  • Culture Equals Costume: Several of the Slitheen who are summoned to the school are dressed this way to indicate the global scale of their plan.
  • Death of a Child: Implied but not shown; Korst, the young Slitheen, is disguised as one of the students at Maria and Luke's school. Given what is revealed about Slitheen disguises in their first Doctor Who appearance (and the real Mr Jeffrey is seen meeting a similar fate at the beginning of the story), the real boy must have been killed and skinned, but this is not directly stated.
  • Dramatic Irony: The audience already knows that the Slitheen are weak to vinegar, but it takes Clyde and Sarah Jane a bit of Awesomeness by Analysis to deduce it.
  • Even Evil Has Loved Ones: The Slitheen beg Sarah Jane and the others to let the young Slitheen live.
  • Evil Teacher: The Slitheen pose as teachers worldwide during their revenge plot.
  • Exposed Extraterrestrials: Slitheen, when not in human suits.
  • Family-Unfriendly Death: Downplayed, but Mr. Jeffrey's death is unusually nasty for the show, and carries with it the clear implication that the real Carl, a boy the same age as Luke, Maria and Clyde, met a similar end.
  • Fat Bastard: The Slitheen, as usual.
  • Foreshadowing: The scene at the end when Clyde asks Mr. Smith where he came from and the computer responds by shocking him foreshadows a revelation in the season finale.
  • The Glasses Come Off: A rather dark version; when Blakeman is standing the real Jeffrey against the wall of the secret room so the Slitheen can Kill and Replace him, he pulls off Jeffrey's glasses as the Slitheen about to assume his identity won't need them.
  • Gory Discretion Shot: Mr Jeffrey getting his head stoved in by a Slitheen might not be appropriate for a childrens' show airing at 5 pm, so it cuts to Blakeman's reaction just before the claw makes contact.
  • Hold Your Hippogriffs: "Oh, for the love of Clom!"
  • Impersonation-Exclusive Character: Mr. Blakeman, the headmaster of Park Vale before Rani's father takes over the following year (Blakeman is mentioned as having "mysteriously disappeared" in the interim), as he's already been replaced by a Slitheen some time before the story starts.
  • Incest Subtext: Between Glune, the headmaster Slitheen, and Kist, the science teacher Slitheen, which might help explain why the Slitheen are so screwed up.
  • Kill and Replace: All of the Slitheens' human disguises, although Jeffrey is the only one seen meeting this fate onscreen. (The novelisation adds a prologue where the real Janine is killed.)
  • Killed Offscreen: The real Blakeman and Janine were both killed prior to the events of the story; it is not clear if the "real" Carl is present in the canteen or at the science club, or if he has already been killed and replaced at this point.
  • Large Ham: All of the Slitheen.
  • Lost in Transmission: As the Slitheen begin to drain London of power, Mr. Smith informs our heroes that the Slitheen are "notoriously hypersensitive to *fzzt*", and they're left to figure out the end of the sentence from the information they already have.
  • Nice Job Breaking It, Hero: Luke gives the Slitheen the equations they need in response to a transparent ploy that you'd have to have been born yesterday not to see through.

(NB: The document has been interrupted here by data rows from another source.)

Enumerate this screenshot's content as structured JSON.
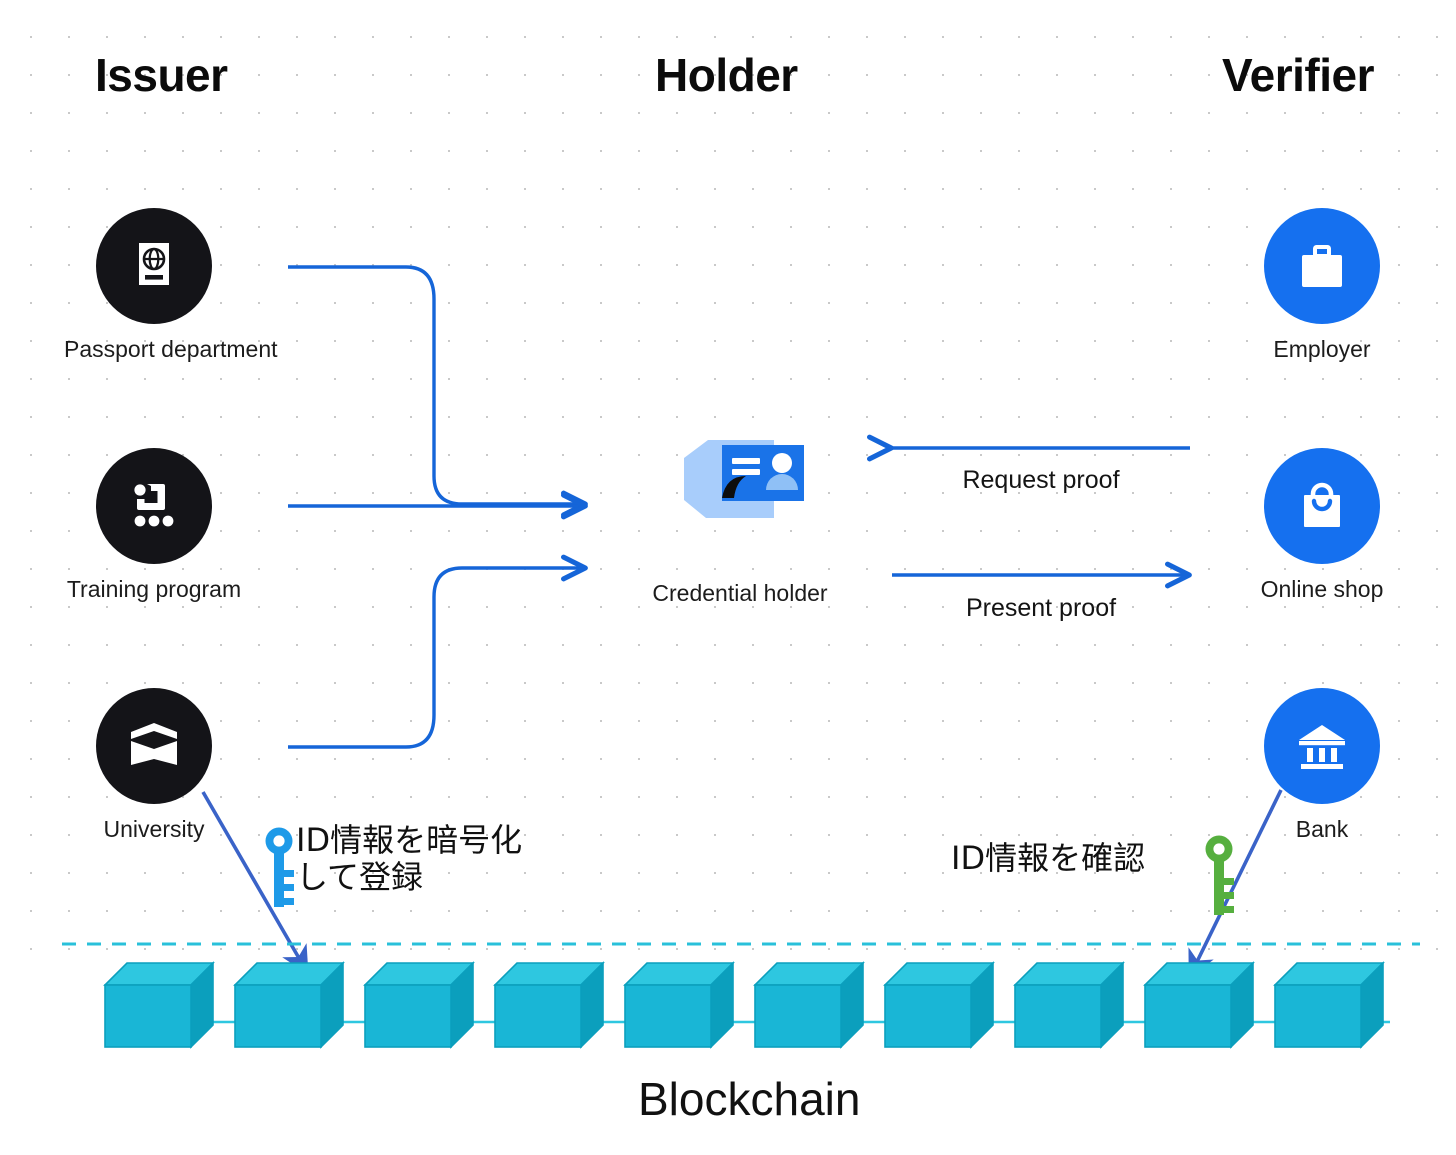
{
  "diagram": {
    "columns": [
      {
        "id": "issuer",
        "title": "Issuer"
      },
      {
        "id": "holder",
        "title": "Holder"
      },
      {
        "id": "verifier",
        "title": "Verifier"
      }
    ],
    "issuers": [
      {
        "label": "Passport department",
        "icon": "passport-icon"
      },
      {
        "label": "Training program",
        "icon": "training-icon"
      },
      {
        "label": "University",
        "icon": "graduation-cap-icon"
      }
    ],
    "holder": {
      "label": "Credential holder",
      "icon": "id-card-in-hand-icon"
    },
    "verifiers": [
      {
        "label": "Employer",
        "icon": "briefcase-icon"
      },
      {
        "label": "Online shop",
        "icon": "shopping-bag-icon"
      },
      {
        "label": "Bank",
        "icon": "bank-building-icon"
      }
    ],
    "flows": [
      {
        "id": "request-proof",
        "label": "Request proof",
        "direction": "verifier-to-holder"
      },
      {
        "id": "present-proof",
        "label": "Present proof",
        "direction": "holder-to-verifier"
      }
    ],
    "notes": [
      {
        "id": "register-note",
        "text": "ID情報を暗号化\nして登録",
        "key_icon": "key-icon",
        "key_color": "#1e9ae8"
      },
      {
        "id": "verify-note",
        "text": "ID情報を確認",
        "key_icon": "key-icon",
        "key_color": "#56af3f"
      }
    ],
    "blockchain": {
      "label": "Blockchain",
      "block_count": 10,
      "block_color": "#19b6d6",
      "block_top_color": "#2ec7e0",
      "block_side_color": "#0b9fbd",
      "chain_line_color": "#2ec7e0",
      "divider_color": "#29c0da"
    },
    "colors": {
      "issuer_disc": "#141418",
      "verifier_disc": "#1570ef",
      "arrow_blue": "#1565d8",
      "note_arrow_blue": "#3a63c8",
      "text": "#111111"
    }
  }
}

Unfortunately for Luke, he Really Was Born Yesterday.
  • The Night That Never Ends: A variation — instead of blotting out the sun, the Slitheen are trying to drain the sun of its energy.

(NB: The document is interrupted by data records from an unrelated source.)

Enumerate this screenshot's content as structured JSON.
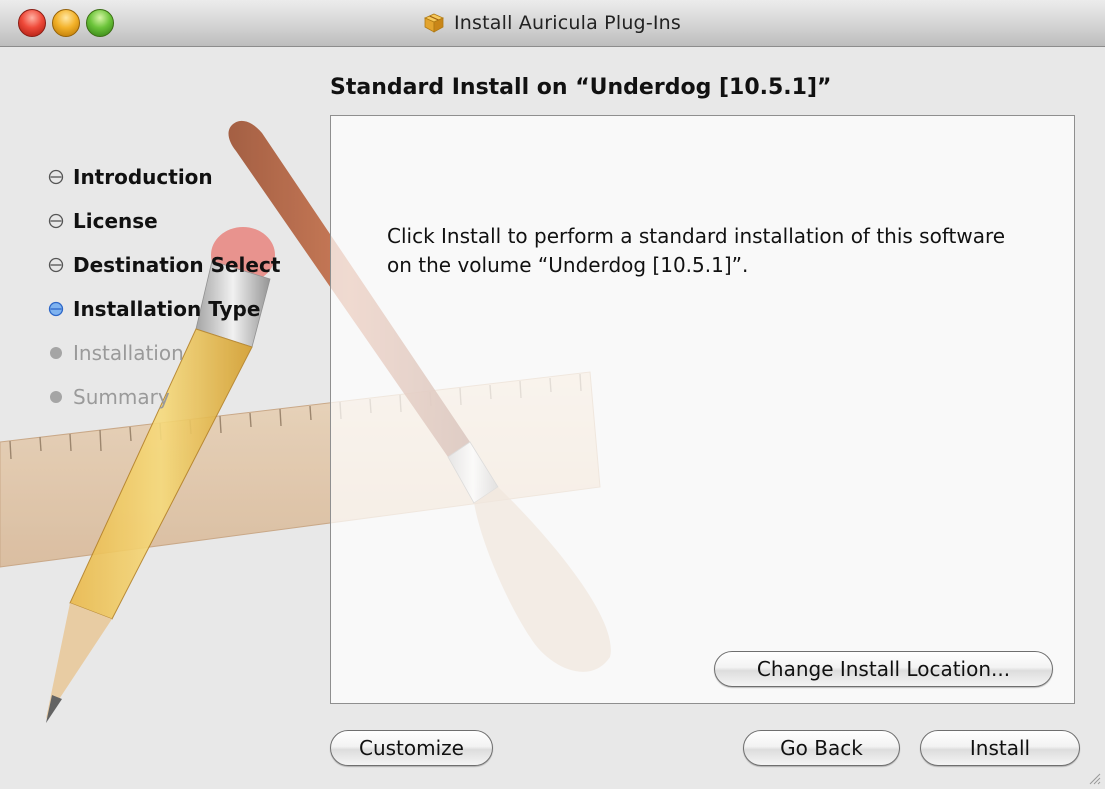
{
  "window": {
    "title": "Install Auricula Plug-Ins"
  },
  "heading": "Standard Install on “Underdog [10.5.1]”",
  "steps": [
    {
      "label": "Introduction",
      "state": "done"
    },
    {
      "label": "License",
      "state": "done"
    },
    {
      "label": "Destination Select",
      "state": "done"
    },
    {
      "label": "Installation Type",
      "state": "current"
    },
    {
      "label": "Installation",
      "state": "todo"
    },
    {
      "label": "Summary",
      "state": "todo"
    }
  ],
  "panel": {
    "message": "Click Install to perform a standard installation of this software on the volume “Underdog [10.5.1]”.",
    "change_location_label": "Change Install Location..."
  },
  "buttons": {
    "customize_label": "Customize",
    "go_back_label": "Go Back",
    "install_label": "Install"
  },
  "icons": {
    "title_icon": "package-icon",
    "step_current": "blue-bullet-icon",
    "step_done": "hollow-bullet-icon",
    "step_todo": "gray-bullet-icon"
  },
  "colors": {
    "accent_blue": "#3a7bd5",
    "inactive_gray": "#9a9a9a",
    "close": "#ef4a3a",
    "minimize": "#f3b22a",
    "zoom": "#6cc43a"
  }
}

  • Parental Bonus: Maria's divorced mother asks her ex-husband if she can have the double bed size duvet as he won't need it having a single bed. Her mannerisms and delivery of this line is enough to make older viewers think she's making fun of his sex life.
  • School for Scheming: The Slitheen have set up bases within schools worldwide to power their sun-draining machine.

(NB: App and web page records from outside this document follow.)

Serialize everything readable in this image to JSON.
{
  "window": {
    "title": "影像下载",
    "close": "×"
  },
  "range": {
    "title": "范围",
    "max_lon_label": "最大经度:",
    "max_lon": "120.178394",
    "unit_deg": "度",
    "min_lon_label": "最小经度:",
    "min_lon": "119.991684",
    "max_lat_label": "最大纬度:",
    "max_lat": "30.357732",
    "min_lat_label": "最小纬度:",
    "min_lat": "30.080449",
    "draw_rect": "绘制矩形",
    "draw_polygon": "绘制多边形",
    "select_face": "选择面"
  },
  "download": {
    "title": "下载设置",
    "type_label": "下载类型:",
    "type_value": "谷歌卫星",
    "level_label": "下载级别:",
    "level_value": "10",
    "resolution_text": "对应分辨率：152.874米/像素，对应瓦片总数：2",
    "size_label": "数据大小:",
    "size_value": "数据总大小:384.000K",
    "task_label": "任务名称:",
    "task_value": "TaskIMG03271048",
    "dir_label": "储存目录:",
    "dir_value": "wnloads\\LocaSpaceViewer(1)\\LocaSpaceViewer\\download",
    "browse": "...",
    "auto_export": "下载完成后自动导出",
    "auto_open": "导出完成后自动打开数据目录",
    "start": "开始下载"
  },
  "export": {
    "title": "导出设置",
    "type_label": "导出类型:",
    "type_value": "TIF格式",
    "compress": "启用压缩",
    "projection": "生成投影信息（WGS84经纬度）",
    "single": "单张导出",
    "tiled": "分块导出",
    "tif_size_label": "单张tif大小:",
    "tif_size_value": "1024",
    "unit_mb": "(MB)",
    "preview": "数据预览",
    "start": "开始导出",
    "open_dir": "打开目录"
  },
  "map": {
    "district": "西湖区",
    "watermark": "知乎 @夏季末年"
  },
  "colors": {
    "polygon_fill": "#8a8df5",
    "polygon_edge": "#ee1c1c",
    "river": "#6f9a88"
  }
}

  • Second Episode Substitute: Clyde replaces Kelsey from the pilot as the snarky and obnoxious secondary companion.
  • Shout-Out: "Let's have a High School Musical moment. A group hug will sort everything out."
    • The science teacher Slitheen mentions the children's rhyme that little girls are made from "sugar and spice and all things nice."
  • Toilet Humor: Luke doesn't understand it.
  • Two of Your Earth Minutes: The teacher who's really a disguised Slitheen refers to "your... our main electrical supply".
  • The X of Y